* _Task directions_
Scan the entries for the word "earnings" and return every line that has it.

* _Records supplied_

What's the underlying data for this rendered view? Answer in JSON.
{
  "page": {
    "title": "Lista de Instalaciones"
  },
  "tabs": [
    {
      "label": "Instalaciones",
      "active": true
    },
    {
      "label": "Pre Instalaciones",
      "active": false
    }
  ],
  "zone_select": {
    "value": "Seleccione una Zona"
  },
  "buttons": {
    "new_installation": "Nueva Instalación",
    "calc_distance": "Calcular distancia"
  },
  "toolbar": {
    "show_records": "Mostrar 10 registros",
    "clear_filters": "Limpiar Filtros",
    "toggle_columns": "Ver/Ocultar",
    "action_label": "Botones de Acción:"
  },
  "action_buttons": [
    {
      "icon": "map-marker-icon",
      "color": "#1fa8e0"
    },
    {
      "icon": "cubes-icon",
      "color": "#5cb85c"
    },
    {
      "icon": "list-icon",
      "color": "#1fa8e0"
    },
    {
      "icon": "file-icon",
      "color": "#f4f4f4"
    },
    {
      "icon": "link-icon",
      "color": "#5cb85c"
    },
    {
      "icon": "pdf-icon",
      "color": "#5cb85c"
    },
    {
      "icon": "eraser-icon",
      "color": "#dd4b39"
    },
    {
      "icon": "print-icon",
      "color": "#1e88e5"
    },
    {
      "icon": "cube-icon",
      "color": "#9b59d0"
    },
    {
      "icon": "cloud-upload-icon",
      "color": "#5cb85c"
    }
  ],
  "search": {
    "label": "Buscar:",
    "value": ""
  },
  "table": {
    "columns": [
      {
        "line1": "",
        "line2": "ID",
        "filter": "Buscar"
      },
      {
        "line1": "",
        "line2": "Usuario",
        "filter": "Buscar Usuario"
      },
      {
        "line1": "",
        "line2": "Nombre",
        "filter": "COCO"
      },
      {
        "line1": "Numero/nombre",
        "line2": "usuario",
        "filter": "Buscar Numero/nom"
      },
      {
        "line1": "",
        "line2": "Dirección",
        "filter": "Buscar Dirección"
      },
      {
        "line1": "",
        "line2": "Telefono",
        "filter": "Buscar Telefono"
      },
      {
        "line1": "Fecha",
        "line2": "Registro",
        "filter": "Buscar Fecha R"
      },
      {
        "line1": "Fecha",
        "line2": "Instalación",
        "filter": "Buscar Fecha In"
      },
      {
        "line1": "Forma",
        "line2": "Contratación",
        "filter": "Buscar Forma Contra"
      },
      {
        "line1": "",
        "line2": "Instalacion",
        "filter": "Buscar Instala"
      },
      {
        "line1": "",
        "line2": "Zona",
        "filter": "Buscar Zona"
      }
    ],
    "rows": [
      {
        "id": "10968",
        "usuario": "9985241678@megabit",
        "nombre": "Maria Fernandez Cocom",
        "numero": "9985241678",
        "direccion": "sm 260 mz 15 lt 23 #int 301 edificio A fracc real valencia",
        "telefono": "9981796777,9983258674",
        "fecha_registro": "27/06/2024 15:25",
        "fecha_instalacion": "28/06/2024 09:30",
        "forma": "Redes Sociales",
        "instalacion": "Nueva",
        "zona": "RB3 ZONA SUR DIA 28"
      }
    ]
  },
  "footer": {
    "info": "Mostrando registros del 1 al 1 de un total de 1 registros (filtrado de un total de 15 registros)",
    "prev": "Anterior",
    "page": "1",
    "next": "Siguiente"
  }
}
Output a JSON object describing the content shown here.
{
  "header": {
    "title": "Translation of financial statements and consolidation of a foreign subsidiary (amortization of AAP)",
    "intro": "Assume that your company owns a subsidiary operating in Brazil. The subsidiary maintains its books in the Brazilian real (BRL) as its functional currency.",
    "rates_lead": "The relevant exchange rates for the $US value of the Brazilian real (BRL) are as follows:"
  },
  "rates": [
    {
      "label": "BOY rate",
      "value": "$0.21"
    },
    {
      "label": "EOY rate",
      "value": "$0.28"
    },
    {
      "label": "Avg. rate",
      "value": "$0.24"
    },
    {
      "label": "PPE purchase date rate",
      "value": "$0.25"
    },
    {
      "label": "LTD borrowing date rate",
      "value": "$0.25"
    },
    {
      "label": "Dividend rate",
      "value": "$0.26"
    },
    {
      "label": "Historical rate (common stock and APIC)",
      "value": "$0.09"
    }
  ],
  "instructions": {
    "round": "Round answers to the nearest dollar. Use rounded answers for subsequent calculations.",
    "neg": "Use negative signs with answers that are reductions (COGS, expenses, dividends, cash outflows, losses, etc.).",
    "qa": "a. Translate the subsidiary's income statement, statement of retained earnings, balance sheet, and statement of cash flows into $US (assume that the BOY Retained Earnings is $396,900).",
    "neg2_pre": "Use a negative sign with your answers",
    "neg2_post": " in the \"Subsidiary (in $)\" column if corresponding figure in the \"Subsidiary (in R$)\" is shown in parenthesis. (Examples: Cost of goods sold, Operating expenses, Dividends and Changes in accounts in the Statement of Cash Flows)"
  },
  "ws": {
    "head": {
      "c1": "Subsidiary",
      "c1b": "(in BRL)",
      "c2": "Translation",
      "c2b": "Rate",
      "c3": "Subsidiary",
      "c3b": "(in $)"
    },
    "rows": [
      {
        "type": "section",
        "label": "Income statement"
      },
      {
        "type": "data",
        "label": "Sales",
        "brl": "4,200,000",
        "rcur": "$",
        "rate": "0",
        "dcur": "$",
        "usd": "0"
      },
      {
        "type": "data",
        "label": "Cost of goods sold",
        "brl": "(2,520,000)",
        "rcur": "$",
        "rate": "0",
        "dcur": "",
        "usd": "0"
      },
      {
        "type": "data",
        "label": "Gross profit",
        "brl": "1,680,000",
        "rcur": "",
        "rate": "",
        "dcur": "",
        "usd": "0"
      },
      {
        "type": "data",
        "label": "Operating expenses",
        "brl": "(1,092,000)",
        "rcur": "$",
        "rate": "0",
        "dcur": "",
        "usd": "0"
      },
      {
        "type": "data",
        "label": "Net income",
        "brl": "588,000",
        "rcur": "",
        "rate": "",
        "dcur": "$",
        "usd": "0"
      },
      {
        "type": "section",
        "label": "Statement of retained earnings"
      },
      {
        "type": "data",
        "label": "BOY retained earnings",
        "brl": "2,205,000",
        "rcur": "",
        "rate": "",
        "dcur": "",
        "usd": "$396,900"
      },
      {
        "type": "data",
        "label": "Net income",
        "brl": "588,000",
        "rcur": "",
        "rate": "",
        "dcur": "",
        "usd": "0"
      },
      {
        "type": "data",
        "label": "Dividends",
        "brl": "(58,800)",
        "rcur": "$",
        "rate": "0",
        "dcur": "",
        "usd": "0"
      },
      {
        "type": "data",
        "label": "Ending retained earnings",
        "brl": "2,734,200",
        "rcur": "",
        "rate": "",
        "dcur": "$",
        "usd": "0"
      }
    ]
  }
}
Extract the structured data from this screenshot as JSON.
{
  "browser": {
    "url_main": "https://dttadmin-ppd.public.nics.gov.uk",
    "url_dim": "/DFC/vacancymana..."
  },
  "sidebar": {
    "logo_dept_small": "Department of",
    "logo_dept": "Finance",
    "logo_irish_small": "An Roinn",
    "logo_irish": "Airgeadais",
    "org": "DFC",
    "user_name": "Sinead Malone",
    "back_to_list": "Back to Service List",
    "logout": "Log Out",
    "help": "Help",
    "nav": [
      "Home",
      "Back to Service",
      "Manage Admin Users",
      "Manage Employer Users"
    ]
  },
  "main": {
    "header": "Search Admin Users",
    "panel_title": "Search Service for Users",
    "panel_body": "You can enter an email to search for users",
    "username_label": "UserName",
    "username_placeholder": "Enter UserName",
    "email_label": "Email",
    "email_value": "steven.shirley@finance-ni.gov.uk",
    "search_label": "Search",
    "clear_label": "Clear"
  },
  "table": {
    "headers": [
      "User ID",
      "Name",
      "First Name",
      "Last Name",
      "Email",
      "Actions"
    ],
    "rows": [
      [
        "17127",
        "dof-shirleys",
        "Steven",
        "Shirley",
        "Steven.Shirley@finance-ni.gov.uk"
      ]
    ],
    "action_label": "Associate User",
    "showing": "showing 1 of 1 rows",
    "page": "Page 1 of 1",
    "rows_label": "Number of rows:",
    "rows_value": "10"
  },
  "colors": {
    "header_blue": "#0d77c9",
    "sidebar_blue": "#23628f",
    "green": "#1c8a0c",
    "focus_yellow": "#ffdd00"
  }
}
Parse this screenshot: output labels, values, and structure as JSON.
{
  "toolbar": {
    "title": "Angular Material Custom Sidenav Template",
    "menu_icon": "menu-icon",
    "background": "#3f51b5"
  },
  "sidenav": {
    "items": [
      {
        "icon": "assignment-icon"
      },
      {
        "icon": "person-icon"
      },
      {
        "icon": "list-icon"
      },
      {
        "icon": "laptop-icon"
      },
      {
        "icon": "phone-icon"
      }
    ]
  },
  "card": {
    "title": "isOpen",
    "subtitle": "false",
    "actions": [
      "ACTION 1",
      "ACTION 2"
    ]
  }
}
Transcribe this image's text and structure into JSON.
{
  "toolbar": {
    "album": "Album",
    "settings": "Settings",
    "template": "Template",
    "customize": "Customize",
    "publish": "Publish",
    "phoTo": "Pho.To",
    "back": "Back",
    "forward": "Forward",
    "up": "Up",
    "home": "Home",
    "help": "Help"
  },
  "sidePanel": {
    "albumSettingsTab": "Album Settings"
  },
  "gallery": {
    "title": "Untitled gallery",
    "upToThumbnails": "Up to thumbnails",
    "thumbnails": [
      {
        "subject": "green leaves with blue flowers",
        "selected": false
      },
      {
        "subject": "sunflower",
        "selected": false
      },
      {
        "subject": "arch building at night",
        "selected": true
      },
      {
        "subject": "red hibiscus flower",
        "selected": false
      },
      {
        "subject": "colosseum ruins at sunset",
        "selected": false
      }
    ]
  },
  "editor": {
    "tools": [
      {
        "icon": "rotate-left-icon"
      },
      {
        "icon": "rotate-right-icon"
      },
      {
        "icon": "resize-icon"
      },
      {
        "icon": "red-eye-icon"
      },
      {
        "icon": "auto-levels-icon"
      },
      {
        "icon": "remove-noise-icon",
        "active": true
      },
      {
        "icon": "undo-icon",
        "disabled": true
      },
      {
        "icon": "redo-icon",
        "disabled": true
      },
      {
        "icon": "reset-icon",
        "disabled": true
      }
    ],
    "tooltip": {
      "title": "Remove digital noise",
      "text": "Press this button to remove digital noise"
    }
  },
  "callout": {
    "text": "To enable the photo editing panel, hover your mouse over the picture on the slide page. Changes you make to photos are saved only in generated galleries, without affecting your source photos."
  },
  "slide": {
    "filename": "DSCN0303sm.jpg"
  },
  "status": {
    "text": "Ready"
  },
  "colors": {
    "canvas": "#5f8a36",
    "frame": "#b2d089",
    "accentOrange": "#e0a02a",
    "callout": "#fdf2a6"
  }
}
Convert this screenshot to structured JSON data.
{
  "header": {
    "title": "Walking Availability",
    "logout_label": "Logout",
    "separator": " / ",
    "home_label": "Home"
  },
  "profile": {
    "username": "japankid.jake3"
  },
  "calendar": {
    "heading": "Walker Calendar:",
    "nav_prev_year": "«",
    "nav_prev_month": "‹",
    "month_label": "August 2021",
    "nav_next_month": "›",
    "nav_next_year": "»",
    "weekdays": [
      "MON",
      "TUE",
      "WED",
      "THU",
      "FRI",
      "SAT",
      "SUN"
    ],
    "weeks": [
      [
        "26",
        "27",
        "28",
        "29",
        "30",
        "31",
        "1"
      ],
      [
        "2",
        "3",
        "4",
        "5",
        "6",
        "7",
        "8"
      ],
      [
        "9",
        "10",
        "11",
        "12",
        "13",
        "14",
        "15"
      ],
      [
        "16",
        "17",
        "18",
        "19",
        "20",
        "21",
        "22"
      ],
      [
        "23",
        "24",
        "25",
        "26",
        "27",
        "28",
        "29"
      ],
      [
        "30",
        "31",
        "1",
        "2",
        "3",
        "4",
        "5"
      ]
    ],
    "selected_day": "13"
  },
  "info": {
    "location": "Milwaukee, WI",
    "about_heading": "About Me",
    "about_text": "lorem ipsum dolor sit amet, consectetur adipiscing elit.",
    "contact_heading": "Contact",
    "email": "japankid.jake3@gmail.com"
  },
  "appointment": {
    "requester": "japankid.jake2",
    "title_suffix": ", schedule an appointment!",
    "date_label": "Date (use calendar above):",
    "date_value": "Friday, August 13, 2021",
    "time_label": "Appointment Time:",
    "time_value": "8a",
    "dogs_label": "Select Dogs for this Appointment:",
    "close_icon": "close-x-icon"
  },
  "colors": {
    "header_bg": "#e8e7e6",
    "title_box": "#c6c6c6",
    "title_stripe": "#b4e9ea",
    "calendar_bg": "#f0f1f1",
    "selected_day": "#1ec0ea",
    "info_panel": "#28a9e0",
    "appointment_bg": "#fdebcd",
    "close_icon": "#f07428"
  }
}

* _Response_
    "qa": "a. Translate the subsidiary's income statement, statement of retained earnings, balance sheet, and statement of cash flows into $US (assume that the BOY Retained Earnings is $396,900).",
        "label": "Statement of retained earnings"
        "label": "BOY retained earnings",
        "label": "Ending retained earnings",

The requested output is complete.